Photo by Noah Silvestry |

Rainbows, sunglasses, action! PA natives Dr. Dog took the stage for the second of two nights before a sold-out Electric Factory crowd, touring in support of their 2013 release of B-Room. Dr. Dog is a band of dichotomies: they’re tight, but radiate loose vibes; they rock, but in a delicate kind of way; they’re passionate, but don’t take themselves too seriously. What’s more, bassist Toby Leaman and guitarist Scott McMicken share the role of lead vocalist; Leaman’s soulful, passionate timbre acting as somewhat of an antithesis to McMicken’s idiosyncratic sound.

After opening up their set with a relatively vanilla performance of their latest sweet-like-candy track, “The Truth”, Leaman showed off his classically rock-and-roll voice and rollicking bass line on “These Days”. For fans who came with the intention of dancing and clapping along, the latest and greatest “Broken Heart” featured some boiling hot energy and one of those signature Dr. Dog double guitar solos that we all so adore (for which we have but Steely Dan to thank). The next three tunes were a stylistic trifecta, jumping from Beatles-y rock goodness (“Ain’t It Strange”) to a first-rate soulful blues (“The Beach”) to pure jammed out psychedelia (“Say Ahh”).

(Read more: Our review and photos from night one of Dr. Dog at the Electric Factory.

Remember that bit about loose vibes?
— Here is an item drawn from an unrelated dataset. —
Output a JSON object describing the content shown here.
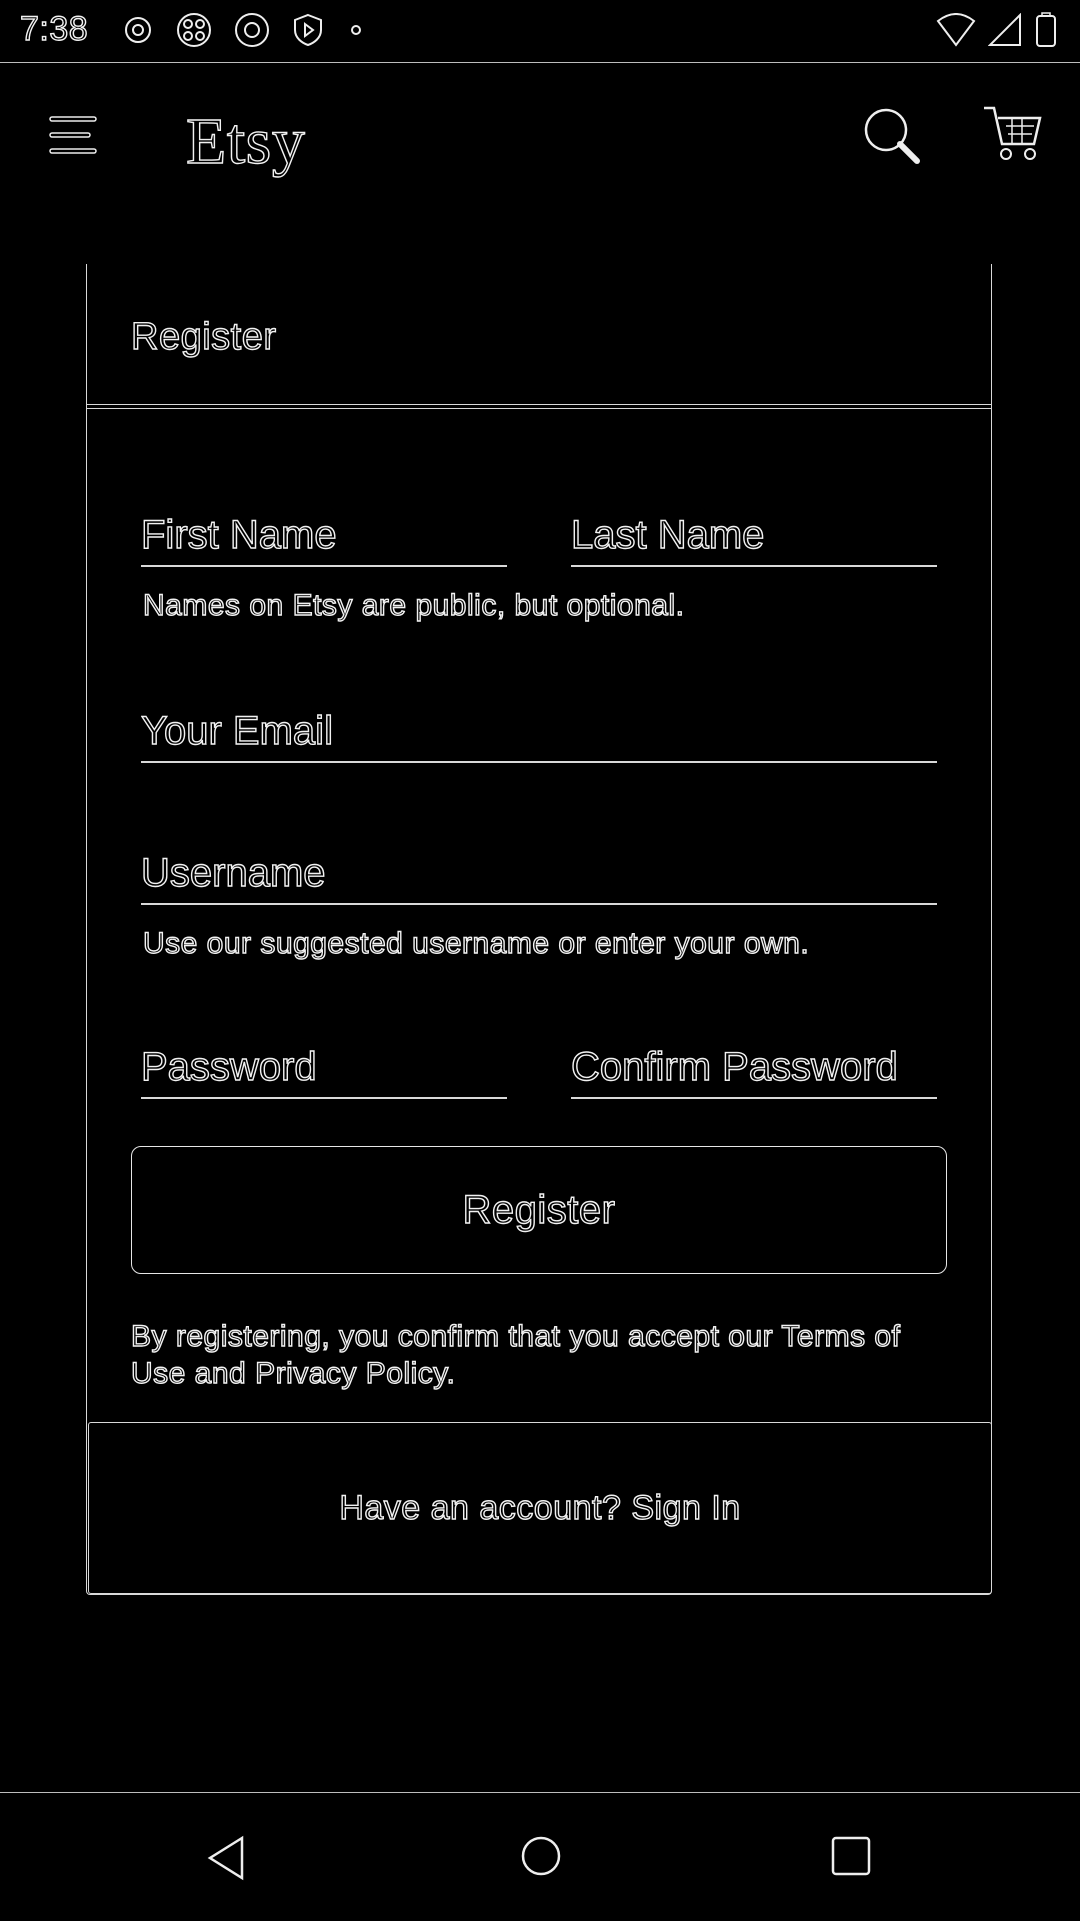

Unfortunately, in what I believe to be an effort to be that feel-good band Dr. Dog aspires to be, certain songs ended up being so loose as to unravel. “Twilight”, whose true identity is a subdued ‘60s psychedelic ballad, simply sounded out of place and poorly rehearsed. “Worst Trip”, which channels the likes of George Harrison on the recording, was, to put it in a word, noisy, and I couldn’t quite appreciate the true greatness of another one of those killer double guitar solos. All that said, Dr. Dog still puts on a hell of a show. “Lonesome” was an all-out party, fans greeting the band with well-syncopated “Hey’s” and Leaman letting out his inner rockstar, leaping into the hands of audience members to crowd surf. They even brought out the much-beloved Philly Phanatic (who was probably a better dancer than most of us) for “Oh No” during the encores.

Joining Dr. Dog was Saint Rich, the up-and-coming New Jersey residents whose rock solid riffs rival those of the great Keith Richards. What these guys lacked in rainbow light shows and colorful getups, they made up for with some the best stage presence in the game, frontman Christian Peslak climbing to the edge of the Electric Factory balcony and mingling with fans. All told, if you’re into rock, blues, prog, psychedelia (or just about anything else that emerged from the 20th century stylistically), and you don’t mind some high-voltage stage antics and rainbow beams of light flooding the air in all directions, I’d say a Dr. Dog show is the best place you could be.